#2. Nature of the copyrighted work. This one tends against you--a published textbook definitely falls under copyright protection. However the fact that you are using a portion of the textbook in a class (and in given quiz questions from the text, in a way that is clearly an intended use of these questions--that is, to help students in a class setting learn the material) this might tend a bit in your direction. The questions clearly have protection as a creative work, but definitely not the same level of protection as, say, an artistic work like a poem.

#3. Amount of work used in relation to the whole. If you were just using a few selected questions here and there, this would definitely tend in your favor. If you were even using the questions from just one chapter, it would tend in your favor. However, using all of the questions from all chapter from the entire book tends to run pretty strongly against you. This is a pretty large and substantial portion of the textbook.

#4. Effect of the use on the potential market for the book. If you the textbook is a required textbook for the course and if you restrict usage of the quiz web site to currently enrolled students in your course, I think this one definitely falls in your favor. Having the quiz web site in no way replaces purchase of the book. The fact that the site is restricted to currently enrolled students only, who are required to purchase the book (or use it online at the publisher's web site) for the course anyway, means that there is no impact at all in reducing the potential market for the book.

Altogether, you can see why no one can just give you a cut and dry answer as to whether this would be fair use. If this went to court, the court would weigh all four factors together and somehow add them up to a judgement. I've seen cases where three factors went towards fair use but the remaining factor was so strong in the copyright holder's favor that the judge ruled it copyright infringement nevertheless. (Commonly this happens in a highly creative work like a poem, musical work, play, etc, where the creative element is so strongly that borrowing even a few lines amounts to appropriating the heart of the work.)

But altogether, my own sense is that it is pretty clear fair use, if you are teaching at an educational institution, if students in the class are purchasing the textbook for class use (or otherwise getting access to it in an legal way, such as via the publisher's web site), and you use passwords or other means to restrict usage of the quiz site to currently enrolled students.

The only questionable element for me would be that you are using ALL of the quiz questions in the textbook, which is a substantial portion of the entire work. If you restricted use of the quizzes to those the class is currently studying, or the chapters that are on the current test, or similar, that might help in that regard.
posted by flug at 2:24 PM on April 3

If you're in higher ed (can't speak about K-12, sorry) and your campus library has an Open Educational Resources librarian, copyright unit, or even just a subject librarian for your area, set up a consultation with them. Librarians are used to answering this question from a practical, not-legal-advice perspective and providing alternatives tailored to your course. For example, Open Stax out of Rice has a vetted search for Creative Commons-licensed things like quiz banks and homework.

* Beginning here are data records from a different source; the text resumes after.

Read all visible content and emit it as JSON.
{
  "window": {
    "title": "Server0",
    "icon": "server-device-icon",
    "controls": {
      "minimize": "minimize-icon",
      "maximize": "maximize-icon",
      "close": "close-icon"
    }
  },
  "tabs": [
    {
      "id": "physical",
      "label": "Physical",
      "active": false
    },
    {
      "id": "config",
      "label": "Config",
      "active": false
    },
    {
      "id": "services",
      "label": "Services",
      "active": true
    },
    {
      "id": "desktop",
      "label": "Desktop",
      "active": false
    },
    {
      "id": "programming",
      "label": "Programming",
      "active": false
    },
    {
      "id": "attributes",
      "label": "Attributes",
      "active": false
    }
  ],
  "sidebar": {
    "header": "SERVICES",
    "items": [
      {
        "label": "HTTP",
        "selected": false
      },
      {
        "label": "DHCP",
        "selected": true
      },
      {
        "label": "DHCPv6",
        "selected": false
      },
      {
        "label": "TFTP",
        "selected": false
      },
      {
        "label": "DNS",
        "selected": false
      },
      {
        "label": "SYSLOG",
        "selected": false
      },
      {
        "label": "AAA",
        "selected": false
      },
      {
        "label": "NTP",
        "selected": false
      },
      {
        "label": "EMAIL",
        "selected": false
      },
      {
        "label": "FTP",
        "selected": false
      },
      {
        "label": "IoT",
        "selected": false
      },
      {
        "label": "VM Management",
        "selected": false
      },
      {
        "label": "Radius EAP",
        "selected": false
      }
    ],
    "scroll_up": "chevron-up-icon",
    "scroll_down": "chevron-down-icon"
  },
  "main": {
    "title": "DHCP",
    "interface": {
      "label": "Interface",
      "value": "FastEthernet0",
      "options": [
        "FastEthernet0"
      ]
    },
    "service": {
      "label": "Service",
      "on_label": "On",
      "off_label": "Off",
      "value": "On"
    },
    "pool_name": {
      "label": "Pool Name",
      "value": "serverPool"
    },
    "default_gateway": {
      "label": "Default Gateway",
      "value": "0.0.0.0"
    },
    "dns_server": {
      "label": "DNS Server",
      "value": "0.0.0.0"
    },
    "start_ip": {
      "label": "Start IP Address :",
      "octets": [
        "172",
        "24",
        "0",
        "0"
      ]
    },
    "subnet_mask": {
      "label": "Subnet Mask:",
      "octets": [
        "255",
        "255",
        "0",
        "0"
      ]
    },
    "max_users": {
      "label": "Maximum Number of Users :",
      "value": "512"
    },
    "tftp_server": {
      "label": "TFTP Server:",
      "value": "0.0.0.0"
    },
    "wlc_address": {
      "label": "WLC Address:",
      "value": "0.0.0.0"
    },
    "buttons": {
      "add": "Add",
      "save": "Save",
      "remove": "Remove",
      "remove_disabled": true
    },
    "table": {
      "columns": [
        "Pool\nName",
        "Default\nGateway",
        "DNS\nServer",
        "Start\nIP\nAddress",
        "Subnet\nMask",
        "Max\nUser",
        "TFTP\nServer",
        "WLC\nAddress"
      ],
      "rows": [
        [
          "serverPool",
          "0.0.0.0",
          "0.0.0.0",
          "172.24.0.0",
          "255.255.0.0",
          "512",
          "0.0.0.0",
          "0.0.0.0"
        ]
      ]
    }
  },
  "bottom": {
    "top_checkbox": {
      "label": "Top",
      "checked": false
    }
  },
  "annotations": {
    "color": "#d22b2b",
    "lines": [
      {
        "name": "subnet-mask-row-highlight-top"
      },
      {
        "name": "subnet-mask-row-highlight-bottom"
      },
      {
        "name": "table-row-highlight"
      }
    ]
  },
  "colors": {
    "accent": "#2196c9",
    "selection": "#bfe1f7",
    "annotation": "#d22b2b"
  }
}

As a subject librarian, I get this question all the time so I have a conservative answer that I'll put in an email ("No, that doesn't sound legal as described. Let's chat further about options") and a pragmatic answer that I won't. So would an OER or reserves library worker.
posted by librarylis at 8:43 PM on April 3 [1 favorite]

I would just give them the link to the book. Then an email or something with page/question numbers for them to answer.

I'm not sure I see for what reason you would propose having them download the book and run a program to scrape the questions as an alternative to doing it yourself.

Here's a a book (link). Please answer the following questions:
* p30 Q 4
* p80 Q 1-3
* p99 Q 7

Why bother?
posted by zengargoyle at 2:48 AM on April 6

« Older Oldest depictions of rude gestures   |   What's the best program for figuring out how many... Newer »

You are not logged in, either login or create an account to post comments